Page:Democracy in America (Reeve, v. 1).djvu/123

From Wikisource
Jump to navigation Jump to search
This page has been proofread, but needs to be validated.



The people the source of all power here as elsewhere.—Manages its own affairs.—No corporation.—The greater part of the authority vested in the hands of the Selectmen.—How the Selectmen act.—Town-meeting.—Enumeration of the public officers of the township.—Obligatory and remunerated functions.

In the township, as well as everywhere else, the people is the only source of power; but in no stage of government does the body of citizens exercise a more immediate influence. In America, the people is a master whose exigencies demand obedience to the utmost limits of possibility.

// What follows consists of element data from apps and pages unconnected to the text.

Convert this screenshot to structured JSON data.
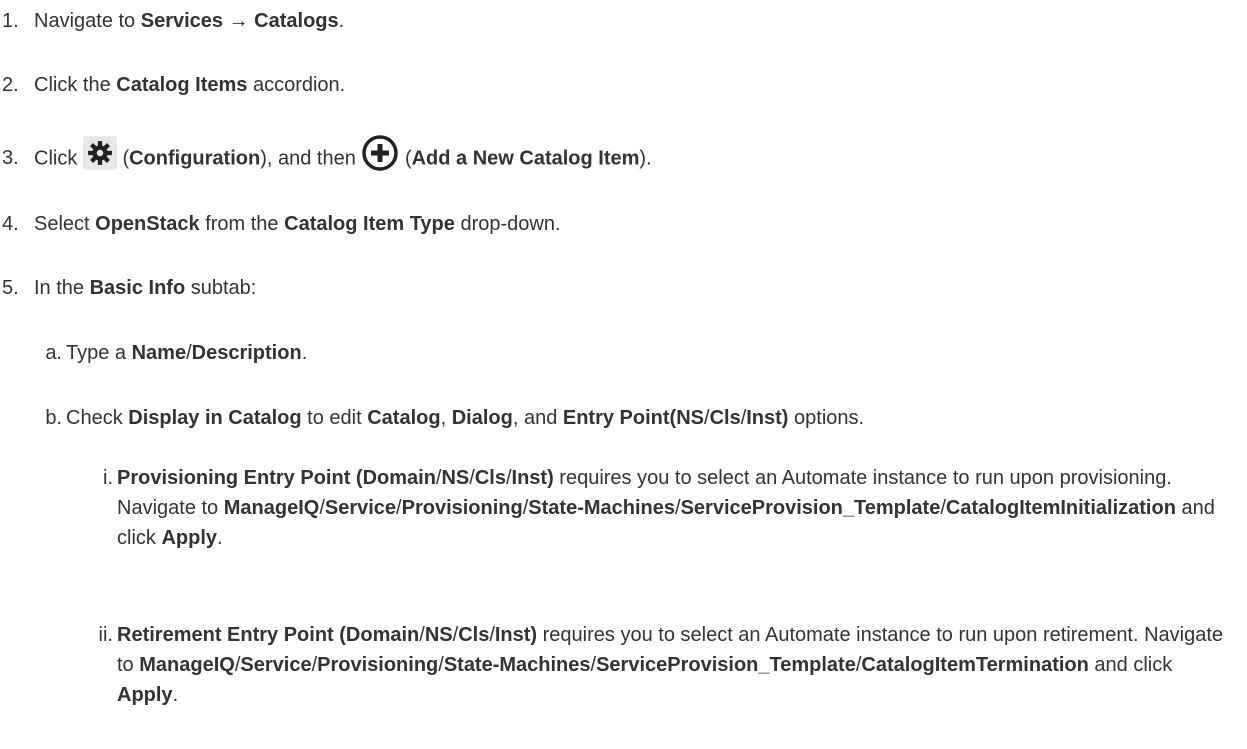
{
  "steps": {
    "s1": {
      "num": "1.",
      "t1": "Navigate to ",
      "b1": "Services",
      "t2": " → ",
      "b2": "Catalogs",
      "t3": "."
    },
    "s2": {
      "num": "2.",
      "t1": "Click the ",
      "b1": "Catalog Items",
      "t2": " accordion."
    },
    "s3": {
      "num": "3.",
      "t1": "Click ",
      "t2": " (",
      "b1": "Configuration",
      "t3": "), and then ",
      "t4": " (",
      "b2": "Add a New Catalog Item",
      "t5": ")."
    },
    "s4": {
      "num": "4.",
      "t1": "Select ",
      "b1": "OpenStack",
      "t2": " from the ",
      "b2": "Catalog Item Type",
      "t3": " drop-down."
    },
    "s5": {
      "num": "5.",
      "t1": "In the ",
      "b1": "Basic Info",
      "t2": " subtab:"
    }
  },
  "substeps": {
    "a": {
      "num": "a.",
      "t1": "Type a ",
      "b1": "Name",
      "t2": "/",
      "b2": "Description",
      "t3": "."
    },
    "b": {
      "num": "b.",
      "t1": "Check ",
      "b1": "Display in Catalog",
      "t2": " to edit ",
      "b2": "Catalog",
      "t3": ", ",
      "b3": "Dialog",
      "t4": ", and ",
      "b4": "Entry Point(NS",
      "t5": "/",
      "b5": "Cls",
      "t6": "/",
      "b6": "Inst)",
      "t7": " options."
    },
    "i": {
      "num": "i.",
      "b1": "Provisioning Entry Point (Domain",
      "t1": "/",
      "b2": "NS",
      "t2": "/",
      "b3": "Cls",
      "t3": "/",
      "b4": "Inst)",
      "t4": " requires you to select an Automate instance to run upon provisioning. Navigate to ",
      "b5": "ManageIQ",
      "t5": "/",
      "b6": "Service",
      "t6": "/",
      "b7": "Provisioning",
      "t7": "/",
      "b8": "State-Machines",
      "t8": "/",
      "b9": "ServiceProvision_Template",
      "t9": "/",
      "b10": "CatalogItemInitialization",
      "t10": " and click ",
      "b11": "Apply",
      "t11": "."
    },
    "ii": {
      "num": "ii.",
      "b1": "Retirement Entry Point (Domain",
      "t1": "/",
      "b2": "NS",
      "t2": "/",
      "b3": "Cls",
      "t3": "/",
      "b4": "Inst)",
      "t4": " requires you to select an Automate instance to run upon retirement. Navigate to ",
      "b5": "ManageIQ",
      "t5": "/",
      "b6": "Service",
      "t6": "/",
      "b7": "Provisioning",
      "t7": "/",
      "b8": "State-Machines",
      "t8": "/",
      "b9": "ServiceProvision_Template",
      "t9": "/",
      "b10": "CatalogItemTermination",
      "t10": " and click ",
      "b11": "Apply",
      "t11": "."
    }
  },
  "icons": {
    "configuration": "gear-icon",
    "add": "add-circle-icon"
  },
  "colors": {
    "text": "#333333",
    "icon_dark": "#222222",
    "gear_bg": "#e8e8e8"
  }
}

In New England the majority acts by representatives in the conduct of the public business of the State; but if such an arrangement be necessary in general affairs, in the townships, where the legislative and administrative action of the government is in more immediate contact with the subject, the system of representation is not adopted. There is no corporation; but the body of electors, after having designated its magistrates, directs them in everything that exceeds the simple and ordinary executive business of the State[1].

  1. The same rules are not applicable to the great towns, which generally have a mayor, and a corporation divided into two bodies: this, however, is an exception which requires the sanction of a law.—See the Act of the 22nd February 1822, for appointing the authorities of the City of Boston. It frequently happens that small towns as well as cities are subject to a peculiar administration. In 1832, 104 townships in the State of New York were governed in this manner. Williams's Register.